Jackson County prosecutors have filed criminal charges against an Independence man accused in a brutal assault outside Kansas City’s Arrowhead Stadium that raised concerns among local officials about 911 response times.
Johnathan Scaletty, 34, of Lee’s Summit, and his wife, Brandi, had floor seats for a Luke Combs concert at Arrowhead on June 10. The pair were in their vehicle, waiting out a burst of rain, after tailgating in the parking lot ahead of the show when the attack unfolded.
The Scalettys say a group of about a dozen people tried to open the rear hatch of their vehicle. After confronting them, Jonathan Scaletty was beaten severely, landing him in the hospital with a broken ankle, bruises to his face and cuts across his body.
The Scalettys said they called 911 as the group walked toward Arrowhead for the Luke Combs concert. After being put on hold, they waited an hour for an ambulance to get there, authorities said.
“It seemed like we weren’t helped or protected or safe at all even after we were reaching out for it,” Scaletty, a father of two and Ford assembly plant employee, told The Star during a June interview.
The alleged assailant charged by Jackson County prosecutors this week is Garrett Sage, 30. He is accused of first-degree assault, a Class A felony under Missouri law that carries a maximum sentence of 30 years in prison.
An arrest warrant issued for Sage on Monday calls for him to be held on a $50,000 bond.
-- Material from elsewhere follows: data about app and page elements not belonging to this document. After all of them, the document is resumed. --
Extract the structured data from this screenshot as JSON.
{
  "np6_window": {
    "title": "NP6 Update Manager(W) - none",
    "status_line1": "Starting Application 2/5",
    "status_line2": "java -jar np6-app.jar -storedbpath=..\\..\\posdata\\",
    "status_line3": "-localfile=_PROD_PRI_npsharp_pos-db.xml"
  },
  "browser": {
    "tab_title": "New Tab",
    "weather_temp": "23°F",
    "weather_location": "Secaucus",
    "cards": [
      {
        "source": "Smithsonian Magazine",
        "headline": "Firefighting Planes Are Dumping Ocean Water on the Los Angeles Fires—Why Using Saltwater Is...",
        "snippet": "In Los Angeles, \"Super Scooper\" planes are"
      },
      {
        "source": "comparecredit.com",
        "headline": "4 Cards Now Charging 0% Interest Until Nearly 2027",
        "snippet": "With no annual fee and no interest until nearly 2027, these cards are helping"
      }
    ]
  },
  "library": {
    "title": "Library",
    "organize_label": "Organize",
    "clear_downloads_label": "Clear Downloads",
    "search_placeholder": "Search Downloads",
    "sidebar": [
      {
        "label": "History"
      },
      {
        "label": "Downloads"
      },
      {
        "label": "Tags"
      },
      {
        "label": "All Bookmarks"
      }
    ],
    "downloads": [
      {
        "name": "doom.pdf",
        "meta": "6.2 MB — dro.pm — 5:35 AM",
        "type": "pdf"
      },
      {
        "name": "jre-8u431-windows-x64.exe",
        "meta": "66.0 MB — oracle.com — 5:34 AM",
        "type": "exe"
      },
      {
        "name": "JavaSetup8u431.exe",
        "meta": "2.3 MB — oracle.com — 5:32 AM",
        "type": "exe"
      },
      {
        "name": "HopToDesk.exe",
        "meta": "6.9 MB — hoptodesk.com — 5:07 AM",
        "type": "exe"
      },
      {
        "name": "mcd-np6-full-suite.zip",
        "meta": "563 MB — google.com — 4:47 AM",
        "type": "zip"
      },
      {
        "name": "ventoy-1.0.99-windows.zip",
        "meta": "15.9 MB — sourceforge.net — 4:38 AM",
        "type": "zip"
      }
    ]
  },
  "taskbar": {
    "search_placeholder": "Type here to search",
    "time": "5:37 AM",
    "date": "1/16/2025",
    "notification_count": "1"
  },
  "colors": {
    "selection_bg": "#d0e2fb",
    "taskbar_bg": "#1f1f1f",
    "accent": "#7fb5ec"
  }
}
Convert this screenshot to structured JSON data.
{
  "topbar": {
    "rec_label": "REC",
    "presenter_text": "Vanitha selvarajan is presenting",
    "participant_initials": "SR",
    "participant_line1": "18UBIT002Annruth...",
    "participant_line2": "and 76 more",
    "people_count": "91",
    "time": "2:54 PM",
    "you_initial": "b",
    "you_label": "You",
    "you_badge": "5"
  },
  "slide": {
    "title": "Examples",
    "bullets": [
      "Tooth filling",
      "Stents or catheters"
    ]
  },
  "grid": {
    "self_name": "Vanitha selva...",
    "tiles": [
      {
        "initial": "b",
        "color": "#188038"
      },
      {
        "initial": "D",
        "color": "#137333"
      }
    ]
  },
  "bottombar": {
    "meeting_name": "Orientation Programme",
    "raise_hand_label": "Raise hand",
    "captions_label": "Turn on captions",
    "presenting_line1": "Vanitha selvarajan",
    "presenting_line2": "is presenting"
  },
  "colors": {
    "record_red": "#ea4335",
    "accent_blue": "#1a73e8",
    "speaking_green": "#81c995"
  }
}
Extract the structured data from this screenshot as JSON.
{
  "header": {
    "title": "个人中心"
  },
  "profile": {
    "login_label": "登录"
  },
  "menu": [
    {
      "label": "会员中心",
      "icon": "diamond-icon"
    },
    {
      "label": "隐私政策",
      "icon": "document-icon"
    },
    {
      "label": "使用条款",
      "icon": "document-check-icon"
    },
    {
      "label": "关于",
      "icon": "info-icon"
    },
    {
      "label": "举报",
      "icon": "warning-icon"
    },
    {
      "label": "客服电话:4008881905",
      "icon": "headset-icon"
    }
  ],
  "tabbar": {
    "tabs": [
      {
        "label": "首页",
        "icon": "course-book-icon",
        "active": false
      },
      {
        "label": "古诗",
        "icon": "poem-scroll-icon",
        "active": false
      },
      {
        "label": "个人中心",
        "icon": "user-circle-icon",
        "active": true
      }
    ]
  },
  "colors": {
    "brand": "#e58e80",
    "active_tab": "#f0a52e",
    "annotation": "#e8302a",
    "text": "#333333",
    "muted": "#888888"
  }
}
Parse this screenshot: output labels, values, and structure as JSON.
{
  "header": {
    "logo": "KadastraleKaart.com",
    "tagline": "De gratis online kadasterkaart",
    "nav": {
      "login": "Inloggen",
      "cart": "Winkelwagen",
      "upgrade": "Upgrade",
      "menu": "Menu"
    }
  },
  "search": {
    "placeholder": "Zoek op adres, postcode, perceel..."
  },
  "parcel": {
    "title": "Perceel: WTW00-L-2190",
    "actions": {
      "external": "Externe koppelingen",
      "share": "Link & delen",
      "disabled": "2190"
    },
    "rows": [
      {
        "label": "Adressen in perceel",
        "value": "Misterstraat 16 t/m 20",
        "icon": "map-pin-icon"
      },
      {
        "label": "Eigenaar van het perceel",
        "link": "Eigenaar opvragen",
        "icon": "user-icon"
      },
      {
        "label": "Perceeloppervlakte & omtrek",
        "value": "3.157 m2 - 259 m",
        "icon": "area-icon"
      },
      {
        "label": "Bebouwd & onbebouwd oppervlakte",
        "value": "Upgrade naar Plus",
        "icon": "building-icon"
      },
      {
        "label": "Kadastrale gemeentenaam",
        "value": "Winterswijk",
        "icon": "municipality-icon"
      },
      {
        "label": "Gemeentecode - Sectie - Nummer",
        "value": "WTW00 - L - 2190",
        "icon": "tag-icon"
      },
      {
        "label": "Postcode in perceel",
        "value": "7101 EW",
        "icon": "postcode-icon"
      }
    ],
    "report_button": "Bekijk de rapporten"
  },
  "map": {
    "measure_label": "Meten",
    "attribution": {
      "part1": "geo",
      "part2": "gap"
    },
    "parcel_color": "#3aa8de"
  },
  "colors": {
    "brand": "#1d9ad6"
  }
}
It was unclear as of Tuesday night whether Sage had been arrested as there was no court record indicating the arrest warrant had been served.
In identifying Sage as a suspect, detectives relied on an eyewitness who knew him and recalled seeing him “sucker punch” Scaletty in the parking lot. The witness said Sage put Scaletty in a chokehold and she believed Sage was “going to kill” him, a Kansas City detective wrote in charging documents.
The detective wrote in a probable cause affidavit that multiple bystanders came to the aid of the Scalettys before security and police officers arrived “an unknown span of time later.”
Detectives say Sage appears to have no criminal history. But they noted he “showed very violent and aggressive behaviors with no regard” for Scaletty’s wellbeing.
Court records did not list a defense attorney for Sage as of Tuesday.
Meanwhile, the concerns raised by the Scalettys about their 911 call came amid an ongoing conversation about slow emergency response times in Kansas City, where police have said there’s a shortage of dispatchers.
Kansas City police have said call logs show the Scalettys were on hold for approximately four minutes. Authorities have confirmed it took an hour for the ambulance to arrive.
The case quickly caught the attention of public officials, including Kansas City Mayor Quinton Lucas. The mayor, who has referenced his own firsthand problem with using 911, pointed to the incident as exemplative of “a crisis that needs to change immediately.”
For several years, Kansas City police have failed to meet the National Emergency Number Association call answering standards, according to data from the Mid-America Regional Council.
Targets set by the national group encourage 90% of calls to be answered within 15 seconds and 95% answered within 20 seconds.
In 2022, 65% of calls were answered within 15 seconds and about 87% of calls were answered within 20 seconds. During the month before Scaletty was assaulted, about 41% of calls were answered in 15 seconds and 45% within 20 seconds.
The issues with 911 wait times haveprompted Kansas City leaders to explore other options for handling emergency calls. Currently, the system operates under the administration of the Mid-America Regional Council, though the Kansas City Police Department answers all 911 calls made in the city.
Potential solutions to the problem of hold times include the creation of Kansas City’s own 911 call center. Leaders have also asked communications company Motorola, which makes equipment in the regional 911 system, to research and develop a way for an auto-attendant to help direct residents to specific emergency services.
The Star’s Robert A. Cronkleton, Luke Nozicka and Anna Spoerre contributed to this report.